For some senior citizens, the prospect of having to leave their homes to live in a nursing facility is disturbing and even unthinkable.
Without needed help, however, many elderly people are prematurely forced to spend their remaining years in nursing homes, away from familiar surroundings and with perhaps less opportunity for visits from family and friends.
California, which has the nation's largest senior citizens population of more than 4 million, in 1985 launched an effort aimed at helping the elderly live in their own homes for as long as possible.
The Department of Aging, under 1984 legislation sponsored by the Deukmejian Administration, set up programs in 12 cities at a cost of $4 million to help senior citizens obtain local services that would enable them to continue living at home.
They are called "linkages" projects because staff members link or guide seniors to the services they need to keep functioning in their own homes. The effort is partly aimed at saving taxpayers the higher, long-term costs associated with nursing home care.
The wide array of services available to the aged in local communities includes house cleaning, cooking help, health care, hot meals delivered to the home, transportation, counseling and legal aid.
"Many seniors are not aware of local services that are available to them or they don't know how to get them," said Jerry Wenker, special assistant to the state director of aging. "That's why there is a dramatic need for the 'linkages' program."
Such programs also ease the burden of people having difficulties meeting the needs of their aged parents, Wenker said.
He said program staff members often act as "a surrogate family member" to the elderly, telephoning or visiting them on a regular basis to see how they are getting along.
Loss of Dignity
"Seniors don't want to be forced unnecessarily into nursing homes," Wenker said. "It scares them to leave their homes. To many, it's a loss of dignity and independence to be placed in an institutional setting. This department tries to help them remain independent and have options."
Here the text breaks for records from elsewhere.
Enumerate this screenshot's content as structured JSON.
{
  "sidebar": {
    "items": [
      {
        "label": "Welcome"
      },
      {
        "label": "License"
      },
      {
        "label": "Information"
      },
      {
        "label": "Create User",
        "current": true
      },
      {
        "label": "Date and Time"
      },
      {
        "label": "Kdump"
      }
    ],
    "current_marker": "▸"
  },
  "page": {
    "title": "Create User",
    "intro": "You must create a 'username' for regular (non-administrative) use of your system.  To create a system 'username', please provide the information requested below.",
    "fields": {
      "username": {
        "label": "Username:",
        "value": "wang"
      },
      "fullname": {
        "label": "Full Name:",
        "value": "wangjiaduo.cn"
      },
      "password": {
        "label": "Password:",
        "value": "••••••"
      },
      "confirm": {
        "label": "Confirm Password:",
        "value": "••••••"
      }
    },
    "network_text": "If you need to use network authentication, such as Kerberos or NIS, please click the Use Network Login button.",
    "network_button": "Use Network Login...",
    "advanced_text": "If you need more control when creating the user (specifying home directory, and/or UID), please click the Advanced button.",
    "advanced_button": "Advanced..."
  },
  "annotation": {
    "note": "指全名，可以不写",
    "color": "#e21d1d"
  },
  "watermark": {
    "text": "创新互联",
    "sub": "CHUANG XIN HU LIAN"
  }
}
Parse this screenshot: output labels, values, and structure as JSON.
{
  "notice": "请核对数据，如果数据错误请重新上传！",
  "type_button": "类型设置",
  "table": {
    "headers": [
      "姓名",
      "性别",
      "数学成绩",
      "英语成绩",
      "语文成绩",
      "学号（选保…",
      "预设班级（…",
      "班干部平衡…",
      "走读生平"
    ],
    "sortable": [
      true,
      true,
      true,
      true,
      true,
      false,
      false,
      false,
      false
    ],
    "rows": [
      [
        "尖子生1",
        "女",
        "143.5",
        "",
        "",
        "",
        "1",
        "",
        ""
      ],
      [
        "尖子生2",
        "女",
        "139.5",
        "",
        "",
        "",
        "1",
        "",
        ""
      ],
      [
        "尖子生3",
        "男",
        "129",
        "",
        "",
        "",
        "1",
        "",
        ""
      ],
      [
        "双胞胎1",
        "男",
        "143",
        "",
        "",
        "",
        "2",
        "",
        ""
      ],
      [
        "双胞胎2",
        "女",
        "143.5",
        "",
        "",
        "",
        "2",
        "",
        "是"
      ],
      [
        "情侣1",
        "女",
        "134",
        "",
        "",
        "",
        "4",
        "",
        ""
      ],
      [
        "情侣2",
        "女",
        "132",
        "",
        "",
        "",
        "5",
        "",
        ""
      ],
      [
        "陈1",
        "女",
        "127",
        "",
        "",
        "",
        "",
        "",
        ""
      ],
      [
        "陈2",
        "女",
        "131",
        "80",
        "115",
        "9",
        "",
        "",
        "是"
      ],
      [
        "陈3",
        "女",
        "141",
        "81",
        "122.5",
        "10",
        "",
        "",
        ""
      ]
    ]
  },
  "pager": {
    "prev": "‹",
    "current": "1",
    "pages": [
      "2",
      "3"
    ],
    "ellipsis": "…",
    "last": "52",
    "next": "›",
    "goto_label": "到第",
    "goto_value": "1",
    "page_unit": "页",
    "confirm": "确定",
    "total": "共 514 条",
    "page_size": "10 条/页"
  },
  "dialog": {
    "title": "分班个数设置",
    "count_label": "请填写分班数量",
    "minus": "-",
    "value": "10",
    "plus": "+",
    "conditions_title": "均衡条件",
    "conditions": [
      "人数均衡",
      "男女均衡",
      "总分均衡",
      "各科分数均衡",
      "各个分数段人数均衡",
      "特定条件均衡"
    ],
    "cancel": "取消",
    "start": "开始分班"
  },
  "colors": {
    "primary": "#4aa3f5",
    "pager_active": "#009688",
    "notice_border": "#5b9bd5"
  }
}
The Department of Aging last March contracted with local agencies to operate three "linkages" programs in Los Angeles and one each in Oakland, Ukiah, Burlingame, Eureka, Salinas, San Francisco, San Diego, Stockton, Pasadena and Long Beach. Forty-seven agencies had sought the contracts.
"The preliminary indication is that the programs are working extremely well," Wenker said, adding that their success could lead to programs in more areas of the state.
Here is how "linkages" programs have aided senior citizens:
- An 80-year-old woman was exhausted from taking care of her 82-year-old husband, who had suffered a stroke. Day care was arranged for her husband to allow the woman the rest she needed to maintain her health and continue caring for her husband on a less strenuous basis. She also received counseling to improve her management of the couple's limited funds.
- A 72-year-old man became ill at a San Francisco bus station after arriving from New York. He had no money and no place to live after his discharge from a hospital. An apartment providing meals was found for him by program staff members, who also helped him obtain Social Security and other support benefits.
- Caring for an 83-year-old man suffering from the mentally disabling Alzheimer's disease was becoming an overwhelming task for his 82-year-old wife and their three adult children. To ease the family's burden, day care for him was arranged at a center for Alzheimer's victims. Family members were directed to a support group that advised them on the best methods for caring for Alzheimer's patients at home.
- The heart condition of an elderly woman improved to the extent that she no longer needed nursing home care. However, her only place to go was the home of her mentally ill daughter, who was experiencing serious financial difficulties. Program staff members arranged for in-home care, hot meals and other assistance to make it possible for the mother to live with her daughter.
Wenker said only a few states offer "linkages" programs and none are as extensive as California's.
The program, which also serves functionally impaired adults, was praised by Gov. George Deukmejian in a recent statewide radio address.
"If a senior wants to remain at home, but needs some special help, we should try to make this choice available," the governor said.